Adrienne Barbeau – Love Writes
by Ronald Sklar
Originally posted October 13, 2010.
Writers are taught to “write what you know,” so when actress Adrienne Barbeau took her first writing class, she wrote about being eaten alive by rats.
“I had just made a low-budget horror film over in Russia,” she tells me from her California home. “I was supposed to be working with fifty trained rats. The rats were trained to only eat anything that smelled like fish. Whenever they needed these rats on my body, they just covered me with fish heads.
“So I started writing little pieces about things like that. After about six months of writing these little pastiches and these homework assignments, the teacher said, ‘you know, you’ve got a book here. You need to get an agent and see if you can make a sale.’”
That resulting sale became her bestselling memoir, “There Are Worse Things I Could Do,” [published by Carroll and Graff] which told of her life as an actress in some pretty impressive projects. For sure, she was not hurting for material. She had been one of the first New York go-go dancers in the sixties (“covered to the neck,” she assures me). She co-starred with Bette Midler as one of Tevye’s daughters on Broadway in Fiddler on the Roof. She was the first Rizzo in Grease on Broadway. And she first became well-known for playing the outspoken daughter of TV’s first liberated woman, on Maude.
Her career, and Barbeau herself, continued to evolve long after that initial success. When she married film director John Carpenter, she became a horror-movie-genre staple (starring in such horror classics as The Fog, Creepshow, and Swamp Thing, as well as adventure films such as Escape From New York, among others), and she has made a regular go of a voiceover career (she voiced Catwoman in the Fox animated series Batman). If this weren’t enough, she made headline news when she gave birth to twin boys at the tender age of 51, with her second husband, actor / playwright / producer (and brother of Stephen) Billy Van Zandt.

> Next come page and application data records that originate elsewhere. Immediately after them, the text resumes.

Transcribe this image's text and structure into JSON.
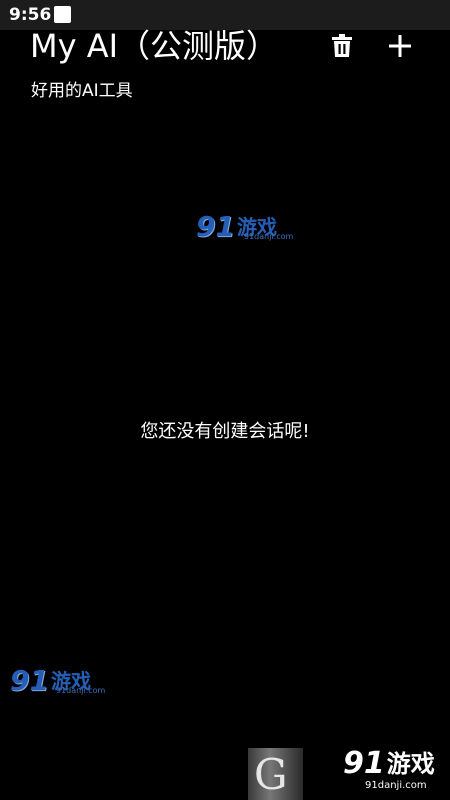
{
  "status_bar": {
    "time": "9:56"
  },
  "header": {
    "title": "My AI（公测版）",
    "subtitle": "好用的AI工具",
    "delete_icon": "trash-icon",
    "add_icon": "plus-icon"
  },
  "main": {
    "empty_message": "您还没有创建会话呢!"
  },
  "watermark": {
    "logo": "91",
    "text": "游戏",
    "url": "91danji.com"
  },
  "colors": {
    "background": "#000000",
    "text": "#ffffff",
    "status_bar": "#1c1c1c",
    "watermark": "#2b6fd6"
  }
}
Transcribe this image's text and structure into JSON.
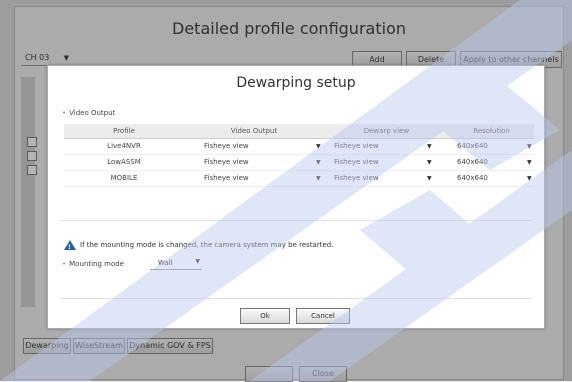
{
  "outer": {
    "title": "Detailed profile configuration",
    "channel": "CH 03",
    "buttons": {
      "add": "Add",
      "delete": "Delete",
      "apply": "Apply to other channels"
    },
    "tabs": [
      "Dewarping",
      "WiseStream",
      "Dynamic GOV & FPS"
    ],
    "close": "Close"
  },
  "modal": {
    "title": "Dewarping setup",
    "section": "Video Output",
    "columns": [
      "Profile",
      "Video Output",
      "Dewarp view",
      "Resolution"
    ],
    "rows": [
      {
        "profile": "Live4NVR",
        "video_output": "Fisheye view",
        "dewarp_view": "Fisheye view",
        "resolution": "640x640"
      },
      {
        "profile": "LowASSM",
        "video_output": "Fisheye view",
        "dewarp_view": "Fisheye view",
        "resolution": "640x640"
      },
      {
        "profile": "MOBILE",
        "video_output": "Fisheye view",
        "dewarp_view": "Fisheye view",
        "resolution": "640x640"
      }
    ],
    "warning": "If the mounting mode is changed, the camera system may be restarted.",
    "mounting_label": "Mounting mode",
    "mounting_value": "Wall",
    "ok": "Ok",
    "cancel": "Cancel"
  },
  "colors": {
    "accent": "#2f5fa8",
    "watermark": "#b8c8ee"
  }
}
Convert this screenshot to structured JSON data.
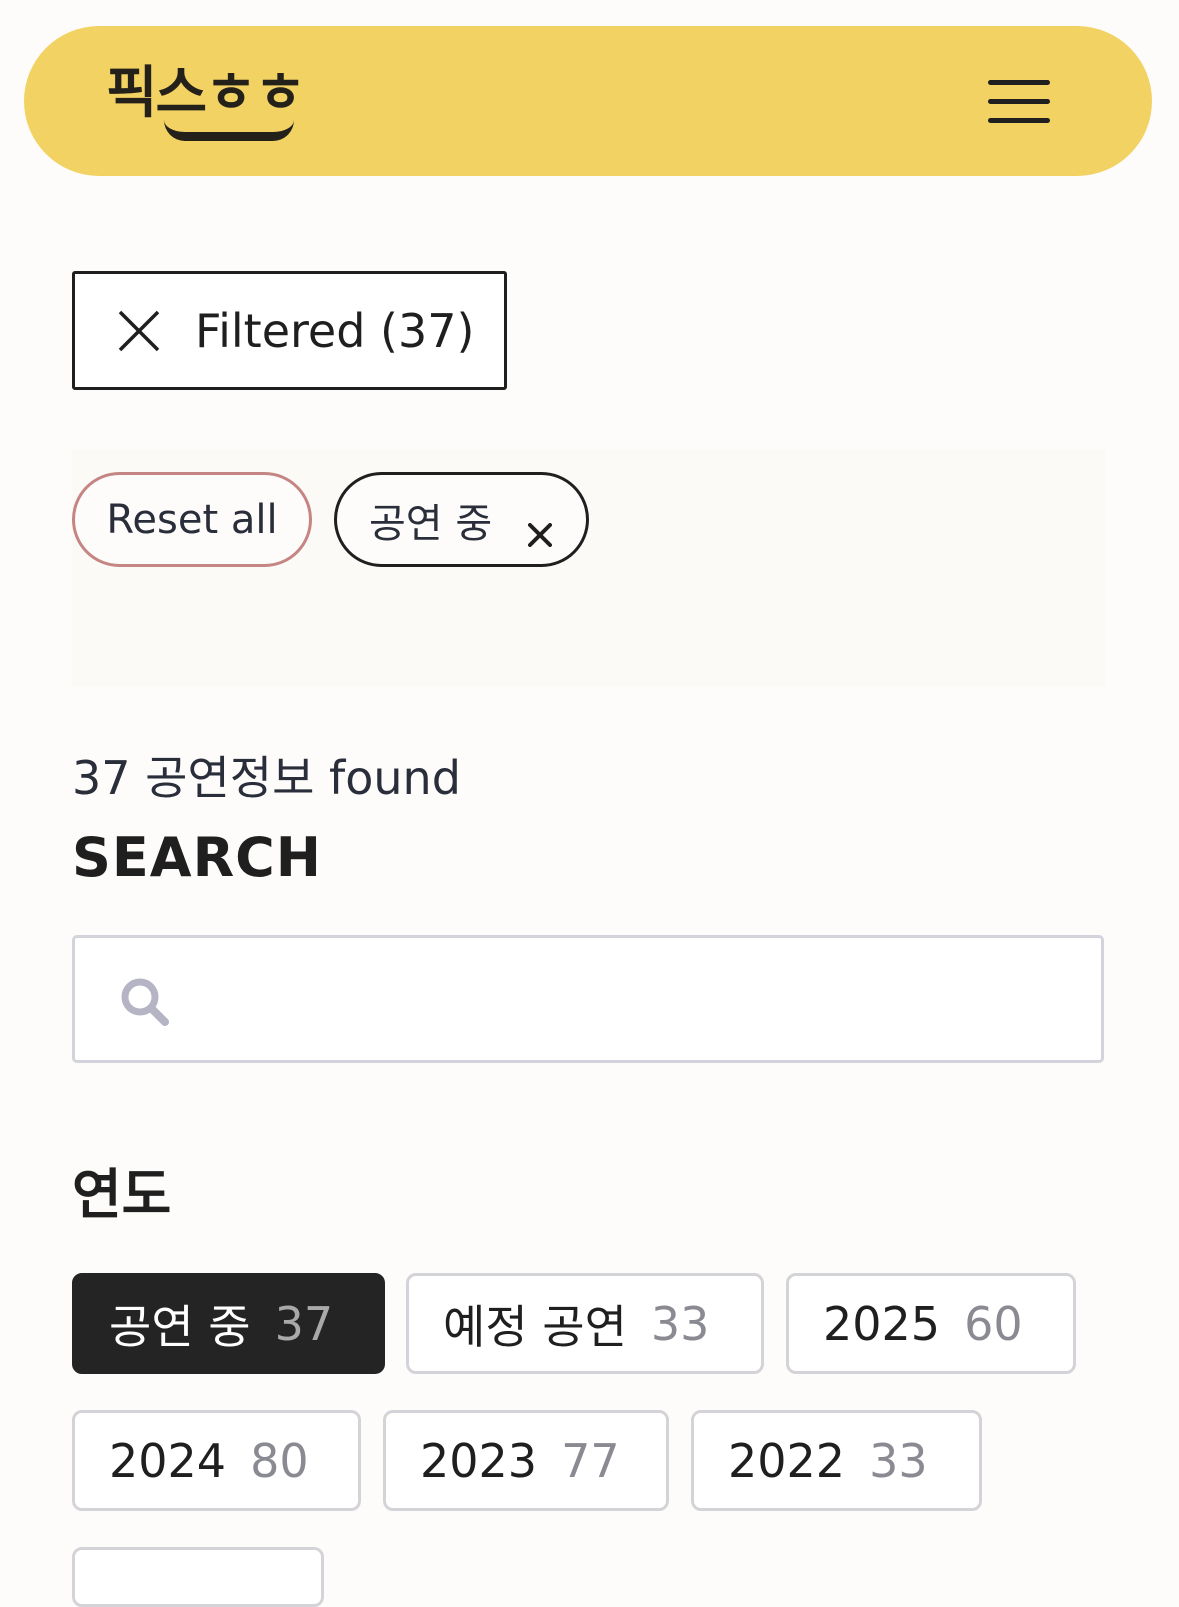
{
  "header": {
    "logo_text": "픽스ㅎㅎ",
    "background_color": "#f2d262",
    "menu_icon": "hamburger-menu-icon"
  },
  "filter_toggle": {
    "label": "Filtered (37)",
    "icon": "close-icon"
  },
  "active_filters": {
    "reset_label": "Reset all",
    "chips": [
      {
        "label": "공연 중",
        "icon": "close-icon"
      }
    ]
  },
  "results": {
    "count_text": "37 공연정보 found"
  },
  "search": {
    "heading": "SEARCH",
    "placeholder": "",
    "value": "",
    "icon": "search-icon"
  },
  "year_facet": {
    "heading": "연도",
    "options": [
      {
        "label": "공연 중",
        "count": "37",
        "selected": true
      },
      {
        "label": "예정 공연",
        "count": "33",
        "selected": false
      },
      {
        "label": "2025",
        "count": "60",
        "selected": false
      },
      {
        "label": "2024",
        "count": "80",
        "selected": false
      },
      {
        "label": "2023",
        "count": "77",
        "selected": false
      },
      {
        "label": "2022",
        "count": "33",
        "selected": false
      }
    ]
  }
}
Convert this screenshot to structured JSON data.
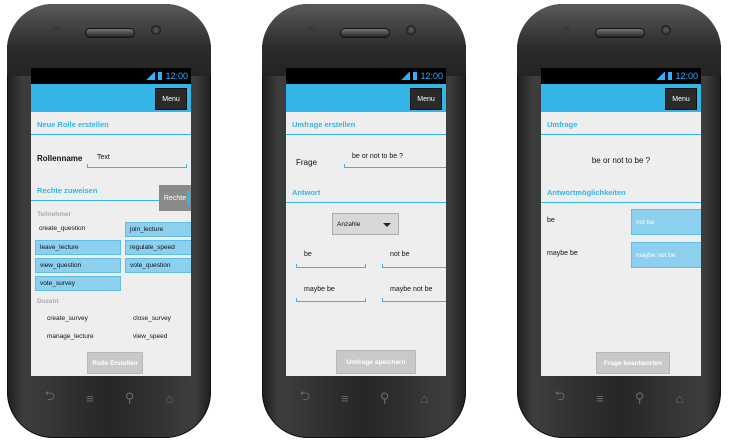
{
  "status": {
    "time": "12:00"
  },
  "menu_label": "Menu",
  "phone1": {
    "section1": "Neue Rolle erstellen",
    "rollenname_label": "Rollenname",
    "rollenname_value": "Text",
    "section2": "Rechte zuweisen",
    "rechte_tag": "Rechte",
    "teilnehmer_label": "Teilnehmer",
    "dozent_label": "Dozent",
    "perms": {
      "create_question": "create_question",
      "join_lecture": "join_lecture",
      "leave_lecture": "leave_lecture",
      "regulate_speed": "regulate_speed",
      "view_question": "view_question",
      "vote_question": "vote_question",
      "vote_survey": "vote_survey",
      "create_survey": "create_survey",
      "close_survey": "close_survey",
      "manage_lecture": "manage_lecture",
      "view_speed": "view_speed"
    },
    "button": "Rolle Erstellen"
  },
  "phone2": {
    "section1": "Umfrage erstellen",
    "frage_label": "Frage",
    "frage_value": "be or not to be ?",
    "section2": "Antwort",
    "dropdown_value": "Anzahle",
    "answers": [
      "be",
      "not be",
      "maybe be",
      "maybe not be"
    ],
    "button": "Umfrage speichern"
  },
  "phone3": {
    "section1": "Umfrage",
    "question": "be or not to be ?",
    "section2": "Antwortmöglichkeiten",
    "options": [
      {
        "label": "be",
        "choice": "not be"
      },
      {
        "label": "maybe be",
        "choice": "maybe not be"
      }
    ],
    "button": "Frage beantworten"
  },
  "nav_icons": [
    "back-icon",
    "home-icon",
    "search-icon",
    "recent-apps-icon"
  ],
  "colors": {
    "accent": "#33b5e5",
    "selected": "#8dcfee",
    "button_gray": "#c9c9c9"
  }
}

Her writing career started out as simply an aside.
She says, “I’m sure in the back of my mind I thought that [taking this writing class] was a way to meet some new friends. But if you start taking a writing class, you have to bring in homework assignments. So I just started writing about things that had happened to me in my career or growing up that I thought might be funny or interesting to other people.
“I swear, it never crossed my mind that anybody taught writing, unless they were in a school situation, and they were teaching grammar and sentence structure. I didn’t think you could learn to write. I figured you were either born Stephen King or you’re not.”
She wasn’t born Stephen King, but she’s working toward an approximate reincarnation. After the success of her memoir, she turned to horror fiction. Her first novel, Vampyres of Hollywood [St. Martin’s Press], co-written with horror author Michael Scott, also became a bestseller. Again, she paid attention to the writer rule of thumb: write what you know.
“[The main character] happened to be a writer,” she notes, “and a star of seventeen horror films, including a couple that just went straight to DVD. She also happened to be a 450-year-old vampire who was the head of a clan of very famous and well-recognized Hollywood actors, all of whom were vampires. And that [novel] was Vampyres of Hollywood.”
Her latest novel, Love Bites, is a continuation of the first, and this time as a fiction writer, she is flying solo.
“It was like having an enormous masters’ thesis that was due at the end of the semester,” she says. “I just felt like I had this homework assignment over my head all the time. It was new to me and I didn’t know my capabilities. I just wrote non-stop, whenever I wasn’t acting, whenever I wasn’t auditioning, whenever I wasn’t driving the kids back and forth, I was writing.